From the DayBreaks archive, September 2008:

From Michael Card’s From the Studio, 7/27/08

As Jesus approached Jericho, a blind man was sitting by the roadside begging.  When he heard the crowd going by, he asked what was happening.  They told him, “Jesus of Nazareth is passing by.”  He called out, “Jesus, Son of David, have mercy on me!”  Luke 18:35-37

“Years ago I wrote lyrics to a song about the Lord’s Prayer.  The title was “The Perfect Prayer”.  It is perfect simply because Jesus himself spoke it.  But there is at least one other perfect prayer in the Gospels and we find it here.  “Son of David, have mercy on me!” 

“We must see this story from a first-century perspective.  Everyone would have believed that the man was blind because he had done something to deserve it.  Obviously he had sinned, and sinners do not deserve anything.  When we understand this, we begin to see that the disciples in the front of the crowd were perfectly justified in trying to shut the man up.”

We have all sat in churches and listened to long-winded prayers.  I sometimes believe that people believe they will be heard for their many words.  And there are times when many words may be appropriate and called for.  But I can’t help but wonder sometimes if they are praying from the heart so that God hears, or if they are praying so that others will hear their “skill” at praying and be amazed and think “How righteous So-and-so must be to be able to pray like that!” 

If you’ve ever prayed out loud, you know what the temptation is like to try to impress with the prayer.  Even those who refuse to pray out loud often refuse because they think (or say) that they can’t pray “well enough.”  What does that mean?  They don’t pray well enough for whom? 

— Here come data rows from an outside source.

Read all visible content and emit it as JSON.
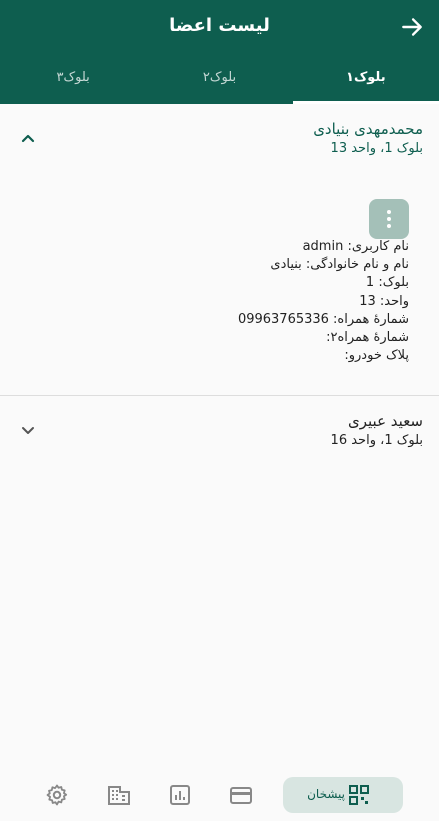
{
  "header": {
    "title": "لیست اعضا",
    "back_icon": "arrow-right-icon"
  },
  "tabs": [
    {
      "label": "بلوک۱",
      "active": true
    },
    {
      "label": "بلوک۲",
      "active": false
    },
    {
      "label": "بلوک۳",
      "active": false
    }
  ],
  "members": [
    {
      "name": "محمدمهدی بنیادی",
      "subtitle": "بلوک 1، واحد 13",
      "expanded": true,
      "details": [
        "نام کاربری: admin",
        "نام و نام خانوادگی: بنیادی",
        "بلوک: 1",
        "واحد: 13",
        "شمارهٔ همراه: 09963765336",
        "شمارهٔ همراه۲:",
        "پلاک خودرو:"
      ]
    },
    {
      "name": "سعید عبیری",
      "subtitle": "بلوک 1، واحد 16",
      "expanded": false
    }
  ],
  "bottom_nav": {
    "active_label": "پیشخان",
    "items": [
      "dashboard-icon",
      "card-icon",
      "chart-icon",
      "building-icon",
      "settings-icon"
    ]
  },
  "colors": {
    "primary": "#0e5e4f",
    "accent_light": "#d8e5e1",
    "menu_button": "#a4c0b8"
  }
}
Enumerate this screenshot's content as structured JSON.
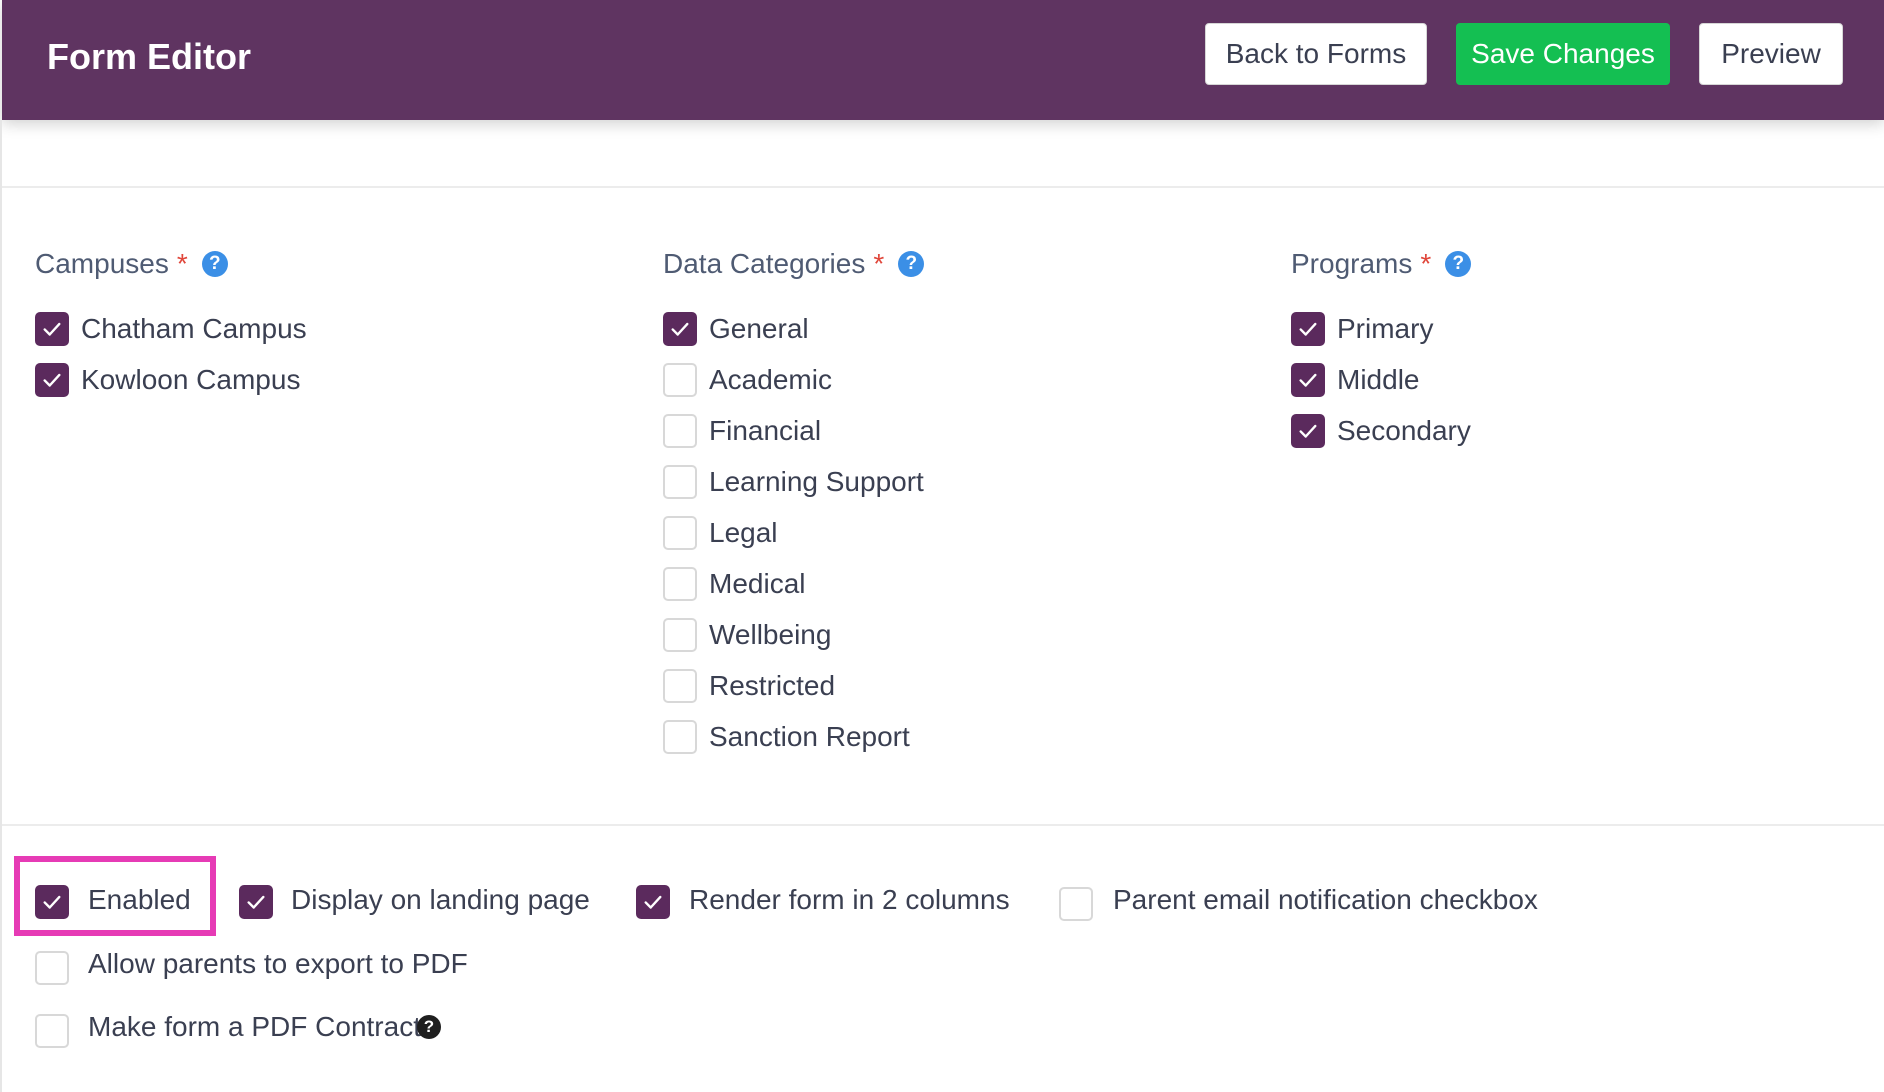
{
  "header": {
    "title": "Form Editor",
    "back_label": "Back to Forms",
    "save_label": "Save Changes",
    "preview_label": "Preview",
    "bg_color": "#5f3461",
    "save_color": "#14bf52"
  },
  "sections": {
    "campuses": {
      "title": "Campuses",
      "required_mark": "*",
      "help_icon": "?",
      "items": [
        {
          "label": "Chatham Campus",
          "checked": true
        },
        {
          "label": "Kowloon Campus",
          "checked": true
        }
      ]
    },
    "data_categories": {
      "title": "Data Categories",
      "required_mark": "*",
      "help_icon": "?",
      "items": [
        {
          "label": "General",
          "checked": true
        },
        {
          "label": "Academic",
          "checked": false
        },
        {
          "label": "Financial",
          "checked": false
        },
        {
          "label": "Learning Support",
          "checked": false
        },
        {
          "label": "Legal",
          "checked": false
        },
        {
          "label": "Medical",
          "checked": false
        },
        {
          "label": "Wellbeing",
          "checked": false
        },
        {
          "label": "Restricted",
          "checked": false
        },
        {
          "label": "Sanction Report",
          "checked": false
        }
      ]
    },
    "programs": {
      "title": "Programs",
      "required_mark": "*",
      "help_icon": "?",
      "items": [
        {
          "label": "Primary",
          "checked": true
        },
        {
          "label": "Middle",
          "checked": true
        },
        {
          "label": "Secondary",
          "checked": true
        }
      ]
    }
  },
  "options": {
    "enabled": {
      "label": "Enabled",
      "checked": true
    },
    "display_landing": {
      "label": "Display on landing page",
      "checked": true
    },
    "two_columns": {
      "label": "Render form in 2 columns",
      "checked": true
    },
    "parent_email": {
      "label": "Parent email notification checkbox",
      "checked": false
    },
    "export_pdf": {
      "label": "Allow parents to export to PDF",
      "checked": false
    },
    "pdf_contract": {
      "label": "Make form a PDF Contract",
      "checked": false,
      "help_icon": "?"
    }
  },
  "colors": {
    "checkbox_checked": "#5b2a5d",
    "required": "#e0463a",
    "help": "#3b8fe6",
    "highlight": "#e63bb5"
  }
}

Praying well enough was never an issue with Jesus.  Praying was.  It is true, the man was a sinner, and it is true that sinners deserve nothing – at least nothing good.  What we have earned by our sinning is death (Rom. 6:23) and nothing more. 

But the amazing thing about Jesus, about the good-news gospel, is that Jesus hears prayers of desperation from hearts that are genuine.  They don’t have to be fancy, they don’t have to be long.  Whenever we pray, we might be wise to limit our prayer to those seven little words, none longer than 5 letters long: “Son of David, have mercy on me!”

And remember: Jesus seems to delight in lavishing his attention on the undeserving – not those with fancy phrases.

PRAYER: Have mercy on us sinners, Lord Jesus!  In Jesus’ name, Amen.

COPYRIGHT 2018 by Galen C. Dalrymple. All rights reserved.